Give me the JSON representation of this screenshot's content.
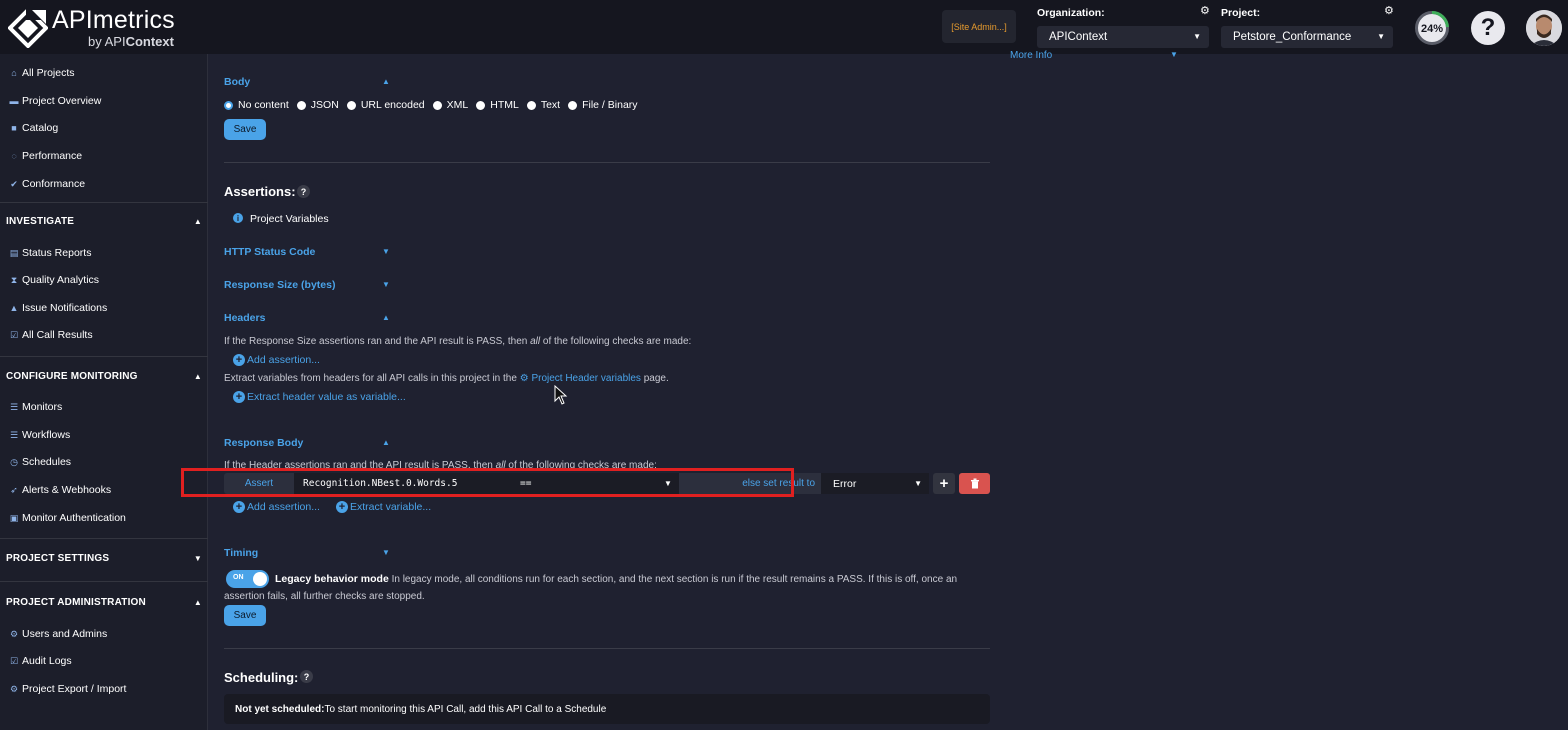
{
  "header": {
    "brand_main": "APImetrics",
    "brand_sub_prefix": "by API",
    "brand_sub_bold": "Context",
    "site_admin": "[Site Admin...]",
    "organization_label": "Organization:",
    "organization_value": "APIContext",
    "project_label": "Project:",
    "project_value": "Petstore_Conformance",
    "progress_text": "24%",
    "progress_value": 24,
    "help_glyph": "?",
    "colors": {
      "accent": "#4aa3e8",
      "admin": "#e59a2e",
      "danger": "#d9534f"
    }
  },
  "sidebar": {
    "top_items": [
      {
        "label": "All Projects",
        "icon": "home-icon"
      },
      {
        "label": "Project Overview",
        "icon": "folder-icon"
      },
      {
        "label": "Catalog",
        "icon": "book-icon"
      },
      {
        "label": "Performance",
        "icon": "gauge-icon"
      },
      {
        "label": "Conformance",
        "icon": "check-icon"
      }
    ],
    "investigate": {
      "title": "INVESTIGATE",
      "items": [
        {
          "label": "Status Reports",
          "icon": "report-icon"
        },
        {
          "label": "Quality Analytics",
          "icon": "hourglass-icon"
        },
        {
          "label": "Issue Notifications",
          "icon": "bell-icon"
        },
        {
          "label": "All Call Results",
          "icon": "checkbox-icon"
        }
      ]
    },
    "configure": {
      "title": "CONFIGURE MONITORING",
      "items": [
        {
          "label": "Monitors",
          "icon": "list-icon"
        },
        {
          "label": "Workflows",
          "icon": "list-icon"
        },
        {
          "label": "Schedules",
          "icon": "clock-icon"
        },
        {
          "label": "Alerts & Webhooks",
          "icon": "rocket-icon"
        },
        {
          "label": "Monitor Authentication",
          "icon": "lock-icon"
        }
      ]
    },
    "project_settings": {
      "title": "PROJECT SETTINGS"
    },
    "administration": {
      "title": "PROJECT ADMINISTRATION",
      "items": [
        {
          "label": "Users and Admins",
          "icon": "gear-icon"
        },
        {
          "label": "Audit Logs",
          "icon": "checkbox-icon"
        },
        {
          "label": "Project Export / Import",
          "icon": "gear-icon"
        }
      ]
    }
  },
  "main": {
    "more_info": "More Info",
    "body": {
      "title": "Body",
      "options": [
        "No content",
        "JSON",
        "URL encoded",
        "XML",
        "HTML",
        "Text",
        "File / Binary"
      ],
      "selected": "No content",
      "save": "Save"
    },
    "assertions": {
      "title": "Assertions:",
      "help": "?",
      "project_variables": "Project Variables",
      "http_status": "HTTP Status Code",
      "response_size": "Response Size (bytes)",
      "headers": {
        "title": "Headers",
        "desc_prefix": "If the Response Size assertions ran and the API result is PASS, then ",
        "desc_em": "all",
        "desc_suffix": " of the following checks are made:",
        "add_assertion": "Add assertion...",
        "extract_prefix": "Extract variables from headers for all API calls in this project in the ",
        "extract_link": "Project Header variables",
        "extract_suffix": " page.",
        "extract_header": "Extract header value as variable..."
      },
      "response_body": {
        "title": "Response Body",
        "desc_prefix": "If the Header assertions ran and the API result is PASS, then ",
        "desc_em": "all",
        "desc_suffix": " of the following checks are made:",
        "assert_label": "Assert",
        "assert_path": "Recognition.NBest.0.Words.5",
        "assert_op": "==",
        "else_label": "else set result to",
        "result_value": "Error",
        "add_assertion": "Add assertion...",
        "extract_variable": "Extract variable..."
      },
      "timing": {
        "title": "Timing",
        "toggle_on": "ON",
        "legacy_label": "Legacy behavior mode",
        "legacy_desc_line1": " In legacy mode, all conditions run for each section, and the next section is run if the result remains a PASS. If this is off, once an",
        "legacy_desc_line2": "assertion fails, all further checks are stopped.",
        "save": "Save"
      }
    },
    "scheduling": {
      "title": "Scheduling:",
      "help": "?",
      "status_bold": "Not yet scheduled:",
      "status_text": " To start monitoring this API Call, add this API Call to a Schedule"
    }
  }
}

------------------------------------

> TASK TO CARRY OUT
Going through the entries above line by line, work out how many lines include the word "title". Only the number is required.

> TASK RESULT
10